**Task prompt**.
Because the listing below is to be kept intact, restate all of it word for word.

**Recorded data**.
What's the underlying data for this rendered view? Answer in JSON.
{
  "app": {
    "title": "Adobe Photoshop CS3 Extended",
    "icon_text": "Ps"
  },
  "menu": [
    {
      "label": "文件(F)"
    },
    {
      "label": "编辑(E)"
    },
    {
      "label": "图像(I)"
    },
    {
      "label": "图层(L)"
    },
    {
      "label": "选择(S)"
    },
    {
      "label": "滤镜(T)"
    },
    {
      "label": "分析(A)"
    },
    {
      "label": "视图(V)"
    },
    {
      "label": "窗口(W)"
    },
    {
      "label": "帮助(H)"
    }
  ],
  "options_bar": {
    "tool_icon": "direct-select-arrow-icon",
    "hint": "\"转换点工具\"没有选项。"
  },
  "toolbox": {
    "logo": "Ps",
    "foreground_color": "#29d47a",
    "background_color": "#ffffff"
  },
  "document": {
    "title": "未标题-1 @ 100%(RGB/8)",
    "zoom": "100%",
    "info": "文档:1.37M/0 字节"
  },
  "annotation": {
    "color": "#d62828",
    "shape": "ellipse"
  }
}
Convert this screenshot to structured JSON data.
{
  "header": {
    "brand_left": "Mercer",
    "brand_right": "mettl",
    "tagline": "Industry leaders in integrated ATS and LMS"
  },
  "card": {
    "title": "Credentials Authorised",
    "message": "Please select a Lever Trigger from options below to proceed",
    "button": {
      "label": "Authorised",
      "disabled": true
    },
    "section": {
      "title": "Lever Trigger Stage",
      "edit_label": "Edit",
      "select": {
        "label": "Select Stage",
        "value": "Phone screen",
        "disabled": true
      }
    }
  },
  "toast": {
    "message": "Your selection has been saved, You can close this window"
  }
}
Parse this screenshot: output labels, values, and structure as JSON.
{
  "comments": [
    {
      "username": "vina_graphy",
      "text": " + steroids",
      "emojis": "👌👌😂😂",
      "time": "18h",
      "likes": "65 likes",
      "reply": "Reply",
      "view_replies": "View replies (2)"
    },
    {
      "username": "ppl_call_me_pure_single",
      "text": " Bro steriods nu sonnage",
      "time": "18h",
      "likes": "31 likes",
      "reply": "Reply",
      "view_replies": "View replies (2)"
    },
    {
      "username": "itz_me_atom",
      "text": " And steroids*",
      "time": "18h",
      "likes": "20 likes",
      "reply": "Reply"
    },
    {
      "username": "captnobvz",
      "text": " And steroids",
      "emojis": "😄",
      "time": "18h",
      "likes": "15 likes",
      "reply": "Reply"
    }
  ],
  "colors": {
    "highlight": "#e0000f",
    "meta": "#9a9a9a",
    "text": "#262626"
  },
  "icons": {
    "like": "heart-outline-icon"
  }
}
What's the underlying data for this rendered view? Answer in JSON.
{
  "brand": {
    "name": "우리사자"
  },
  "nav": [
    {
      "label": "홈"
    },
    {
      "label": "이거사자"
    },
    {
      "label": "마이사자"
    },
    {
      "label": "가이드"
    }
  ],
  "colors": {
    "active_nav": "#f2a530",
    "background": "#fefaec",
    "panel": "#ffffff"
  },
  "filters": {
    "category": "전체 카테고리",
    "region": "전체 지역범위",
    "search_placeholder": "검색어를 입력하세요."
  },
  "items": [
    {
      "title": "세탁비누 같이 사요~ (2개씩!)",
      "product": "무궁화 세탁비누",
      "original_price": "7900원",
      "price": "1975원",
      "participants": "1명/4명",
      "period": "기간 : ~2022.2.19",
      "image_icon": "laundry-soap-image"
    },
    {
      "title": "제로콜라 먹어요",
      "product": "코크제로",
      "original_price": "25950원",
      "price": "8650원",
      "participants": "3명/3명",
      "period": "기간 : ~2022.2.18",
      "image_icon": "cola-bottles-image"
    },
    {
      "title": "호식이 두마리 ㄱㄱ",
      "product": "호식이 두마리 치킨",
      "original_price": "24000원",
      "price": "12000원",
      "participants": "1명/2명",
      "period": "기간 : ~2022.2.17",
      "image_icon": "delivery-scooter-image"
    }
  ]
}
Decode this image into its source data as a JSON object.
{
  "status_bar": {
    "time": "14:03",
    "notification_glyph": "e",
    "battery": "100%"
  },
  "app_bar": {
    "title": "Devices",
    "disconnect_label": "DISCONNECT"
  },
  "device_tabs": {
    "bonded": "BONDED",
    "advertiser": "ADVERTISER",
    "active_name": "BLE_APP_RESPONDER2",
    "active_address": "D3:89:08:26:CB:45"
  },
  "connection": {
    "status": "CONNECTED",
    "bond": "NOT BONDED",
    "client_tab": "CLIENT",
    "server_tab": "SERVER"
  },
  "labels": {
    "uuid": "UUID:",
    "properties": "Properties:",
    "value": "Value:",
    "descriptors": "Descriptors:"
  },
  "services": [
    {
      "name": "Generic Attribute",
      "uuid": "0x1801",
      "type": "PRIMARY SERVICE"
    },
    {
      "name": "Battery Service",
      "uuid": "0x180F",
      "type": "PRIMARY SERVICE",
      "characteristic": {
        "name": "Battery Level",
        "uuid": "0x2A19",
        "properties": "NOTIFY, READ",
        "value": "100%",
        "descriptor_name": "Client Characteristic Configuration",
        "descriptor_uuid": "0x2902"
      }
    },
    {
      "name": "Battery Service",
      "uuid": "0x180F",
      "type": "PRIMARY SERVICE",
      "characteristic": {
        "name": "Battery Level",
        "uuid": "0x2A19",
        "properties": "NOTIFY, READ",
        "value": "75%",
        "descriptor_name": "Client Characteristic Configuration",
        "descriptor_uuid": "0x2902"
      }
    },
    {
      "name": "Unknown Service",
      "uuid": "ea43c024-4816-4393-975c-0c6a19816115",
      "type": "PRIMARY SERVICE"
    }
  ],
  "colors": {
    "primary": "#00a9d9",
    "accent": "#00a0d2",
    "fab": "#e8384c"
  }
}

**Reply to the task**.
What's the underlying data for this rendered view? Answer in JSON.
{
  "app": {
    "title": "Adobe Photoshop CS3 Extended",
    "icon_text": "Ps"
  },
  "menu": [
    {
      "label": "文件(F)"
    },
    {
      "label": "编辑(E)"
    },
    {
      "label": "图像(I)"
    },
    {
      "label": "图层(L)"
    },
    {
      "label": "选择(S)"
    },
    {
      "label": "滤镜(T)"
    },
    {
      "label": "分析(A)"
    },
    {
      "label": "视图(V)"
    },
    {
      "label": "窗口(W)"
    },
    {
      "label": "帮助(H)"
    }
  ],
  "options_bar": {
    "tool_icon": "direct-select-arrow-icon",
    "hint": "\"转换点工具\"没有选项。"
  },
  "toolbox": {
    "logo": "Ps",
    "foreground_color": "#29d47a",
    "background_color": "#ffffff"
  },
  "document": {
    "title": "未标题-1 @ 100%(RGB/8)",
    "zoom": "100%",
    "info": "文档:1.37M/0 字节"
  },
  "annotation": {
    "color": "#d62828",
    "shape": "ellipse"
  }
}
Convert this screenshot to structured JSON data.
{
  "header": {
    "brand_left": "Mercer",
    "brand_right": "mettl",
    "tagline": "Industry leaders in integrated ATS and LMS"
  },
  "card": {
    "title": "Credentials Authorised",
    "message": "Please select a Lever Trigger from options below to proceed",
    "button": {
      "label": "Authorised",
      "disabled": true
    },
    "section": {
      "title": "Lever Trigger Stage",
      "edit_label": "Edit",
      "select": {
        "label": "Select Stage",
        "value": "Phone screen",
        "disabled": true
      }
    }
  },
  "toast": {
    "message": "Your selection has been saved, You can close this window"
  }
}
Parse this screenshot: output labels, values, and structure as JSON.
{
  "comments": [
    {
      "username": "vina_graphy",
      "text": " + steroids",
      "emojis": "👌👌😂😂",
      "time": "18h",
      "likes": "65 likes",
      "reply": "Reply",
      "view_replies": "View replies (2)"
    },
    {
      "username": "ppl_call_me_pure_single",
      "text": " Bro steriods nu sonnage",
      "time": "18h",
      "likes": "31 likes",
      "reply": "Reply",
      "view_replies": "View replies (2)"
    },
    {
      "username": "itz_me_atom",
      "text": " And steroids*",
      "time": "18h",
      "likes": "20 likes",
      "reply": "Reply"
    },
    {
      "username": "captnobvz",
      "text": " And steroids",
      "emojis": "😄",
      "time": "18h",
      "likes": "15 likes",
      "reply": "Reply"
    }
  ],
  "colors": {
    "highlight": "#e0000f",
    "meta": "#9a9a9a",
    "text": "#262626"
  },
  "icons": {
    "like": "heart-outline-icon"
  }
}
What's the underlying data for this rendered view? Answer in JSON.
{
  "brand": {
    "name": "우리사자"
  },
  "nav": [
    {
      "label": "홈"
    },
    {
      "label": "이거사자"
    },
    {
      "label": "마이사자"
    },
    {
      "label": "가이드"
    }
  ],
  "colors": {
    "active_nav": "#f2a530",
    "background": "#fefaec",
    "panel": "#ffffff"
  },
  "filters": {
    "category": "전체 카테고리",
    "region": "전체 지역범위",
    "search_placeholder": "검색어를 입력하세요."
  },
  "items": [
    {
      "title": "세탁비누 같이 사요~ (2개씩!)",
      "product": "무궁화 세탁비누",
      "original_price": "7900원",
      "price": "1975원",
      "participants": "1명/4명",
      "period": "기간 : ~2022.2.19",
      "image_icon": "laundry-soap-image"
    },
    {
      "title": "제로콜라 먹어요",
      "product": "코크제로",
      "original_price": "25950원",
      "price": "8650원",
      "participants": "3명/3명",
      "period": "기간 : ~2022.2.18",
      "image_icon": "cola-bottles-image"
    },
    {
      "title": "호식이 두마리 ㄱㄱ",
      "product": "호식이 두마리 치킨",
      "original_price": "24000원",
      "price": "12000원",
      "participants": "1명/2명",
      "period": "기간 : ~2022.2.17",
      "image_icon": "delivery-scooter-image"
    }
  ]
}
Decode this image into its source data as a JSON object.
{
  "status_bar": {
    "time": "14:03",
    "notification_glyph": "e",
    "battery": "100%"
  },
  "app_bar": {
    "title": "Devices",
    "disconnect_label": "DISCONNECT"
  },
  "device_tabs": {
    "bonded": "BONDED",
    "advertiser": "ADVERTISER",
    "active_name": "BLE_APP_RESPONDER2",
    "active_address": "D3:89:08:26:CB:45"
  },
  "connection": {
    "status": "CONNECTED",
    "bond": "NOT BONDED",
    "client_tab": "CLIENT",
    "server_tab": "SERVER"
  },
  "labels": {
    "uuid": "UUID:",
    "properties": "Properties:",
    "value": "Value:",
    "descriptors": "Descriptors:"
  },
  "services": [
    {
      "name": "Generic Attribute",
      "uuid": "0x1801",
      "type": "PRIMARY SERVICE"
    },
    {
      "name": "Battery Service",
      "uuid": "0x180F",
      "type": "PRIMARY SERVICE",
      "characteristic": {
        "name": "Battery Level",
        "uuid": "0x2A19",
        "properties": "NOTIFY, READ",
        "value": "100%",
        "descriptor_name": "Client Characteristic Configuration",
        "descriptor_uuid": "0x2902"
      }
    },
    {
      "name": "Battery Service",
      "uuid": "0x180F",
      "type": "PRIMARY SERVICE",
      "characteristic": {
        "name": "Battery Level",
        "uuid": "0x2A19",
        "properties": "NOTIFY, READ",
        "value": "75%",
        "descriptor_name": "Client Characteristic Configuration",
        "descriptor_uuid": "0x2902"
      }
    },
    {
      "name": "Unknown Service",
      "uuid": "ea43c024-4816-4393-975c-0c6a19816115",
      "type": "PRIMARY SERVICE"
    }
  ],
  "colors": {
    "primary": "#00a9d9",
    "accent": "#00a0d2",
    "fab": "#e8384c"
  }
}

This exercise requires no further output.